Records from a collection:
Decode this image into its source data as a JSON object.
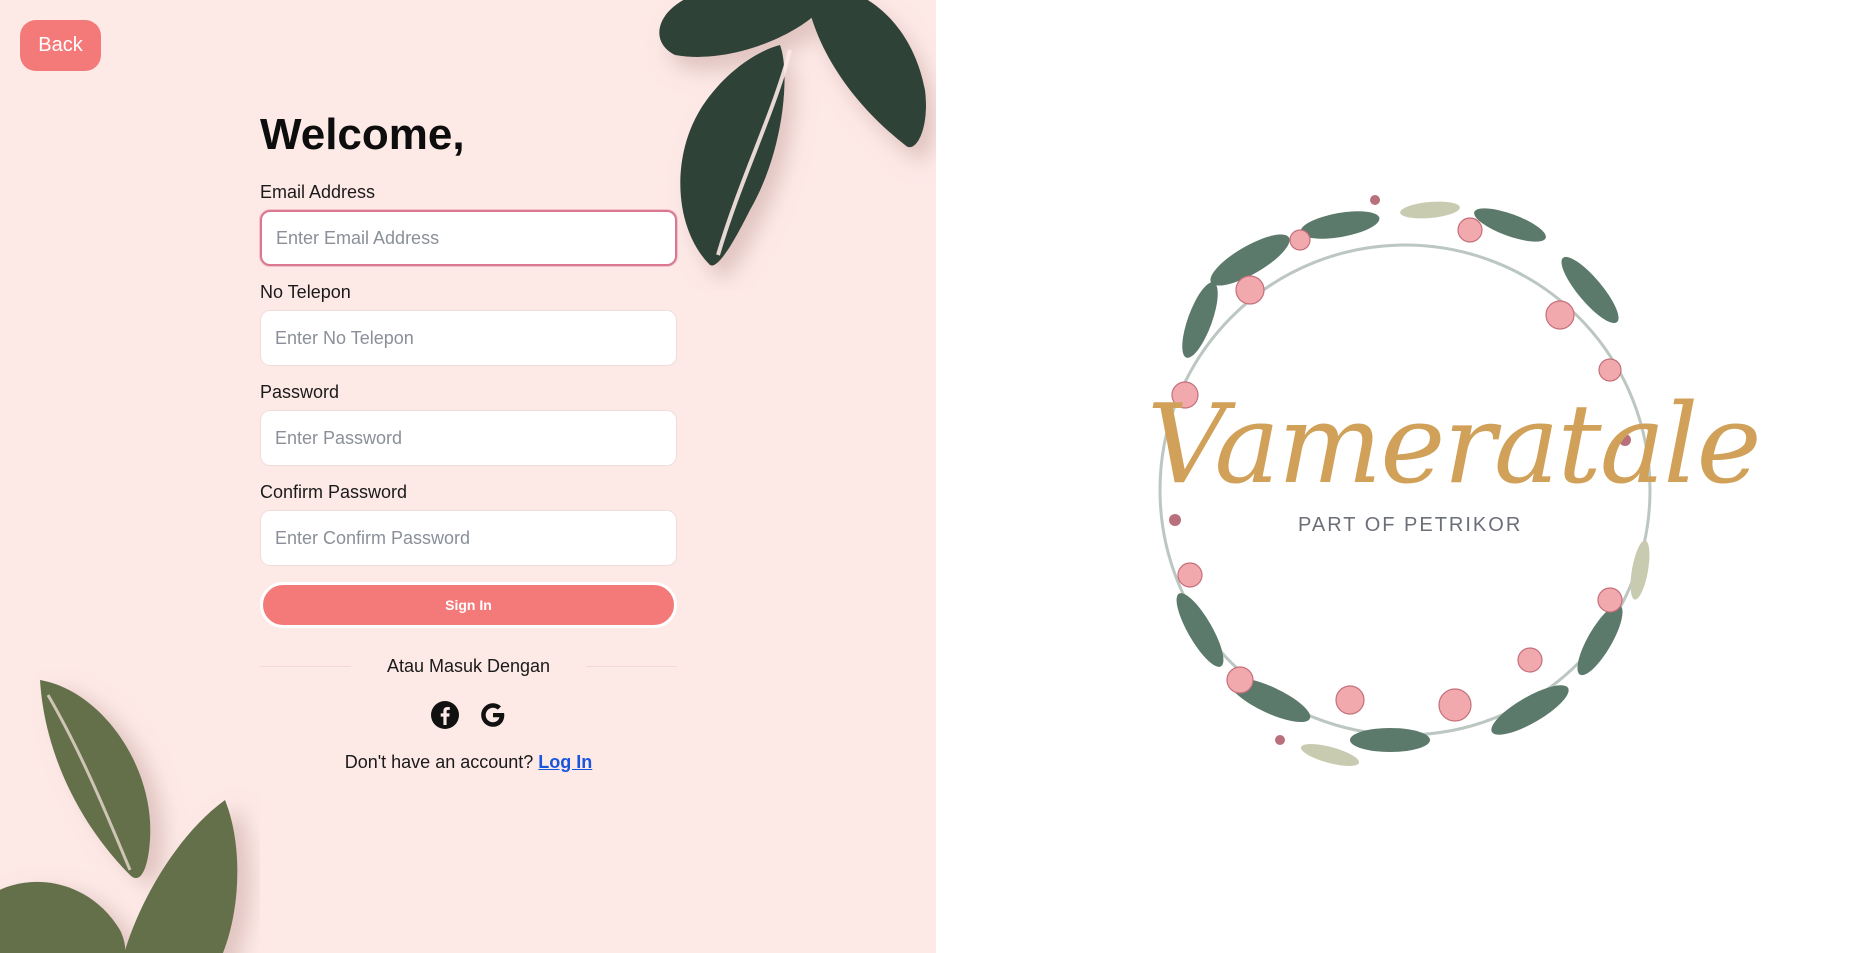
{
  "nav": {
    "back_label": "Back"
  },
  "form": {
    "title": "Welcome,",
    "fields": [
      {
        "label": "Email Address",
        "placeholder": "Enter Email Address",
        "value": ""
      },
      {
        "label": "No Telepon",
        "placeholder": "Enter No Telepon",
        "value": ""
      },
      {
        "label": "Password",
        "placeholder": "Enter Password",
        "value": ""
      },
      {
        "label": "Confirm Password",
        "placeholder": "Enter Confirm Password",
        "value": ""
      }
    ],
    "submit_label": "Sign In",
    "divider_text": "Atau Masuk Dengan",
    "social": [
      "facebook-icon",
      "google-icon"
    ],
    "signup_prompt": "Don't have an account?",
    "signup_link": "Log In"
  },
  "brand": {
    "name": "Vameratale",
    "tagline": "PART OF PETRIKOR"
  },
  "colors": {
    "panel_bg": "#fde9e6",
    "accent": "#f47a7a",
    "leaf_dark": "#2f4339",
    "leaf_olive": "#63704a",
    "logo_gold": "#d1a15a",
    "link": "#1a56db"
  }
}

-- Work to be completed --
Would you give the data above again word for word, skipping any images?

-- Written reply --
Decode this image into its source data as a JSON object.
{
  "nav": {
    "back_label": "Back"
  },
  "form": {
    "title": "Welcome,",
    "fields": [
      {
        "label": "Email Address",
        "placeholder": "Enter Email Address",
        "value": ""
      },
      {
        "label": "No Telepon",
        "placeholder": "Enter No Telepon",
        "value": ""
      },
      {
        "label": "Password",
        "placeholder": "Enter Password",
        "value": ""
      },
      {
        "label": "Confirm Password",
        "placeholder": "Enter Confirm Password",
        "value": ""
      }
    ],
    "submit_label": "Sign In",
    "divider_text": "Atau Masuk Dengan",
    "social": [
      "facebook-icon",
      "google-icon"
    ],
    "signup_prompt": "Don't have an account?",
    "signup_link": "Log In"
  },
  "brand": {
    "name": "Vameratale",
    "tagline": "PART OF PETRIKOR"
  },
  "colors": {
    "panel_bg": "#fde9e6",
    "accent": "#f47a7a",
    "leaf_dark": "#2f4339",
    "leaf_olive": "#63704a",
    "logo_gold": "#d1a15a",
    "link": "#1a56db"
  }
}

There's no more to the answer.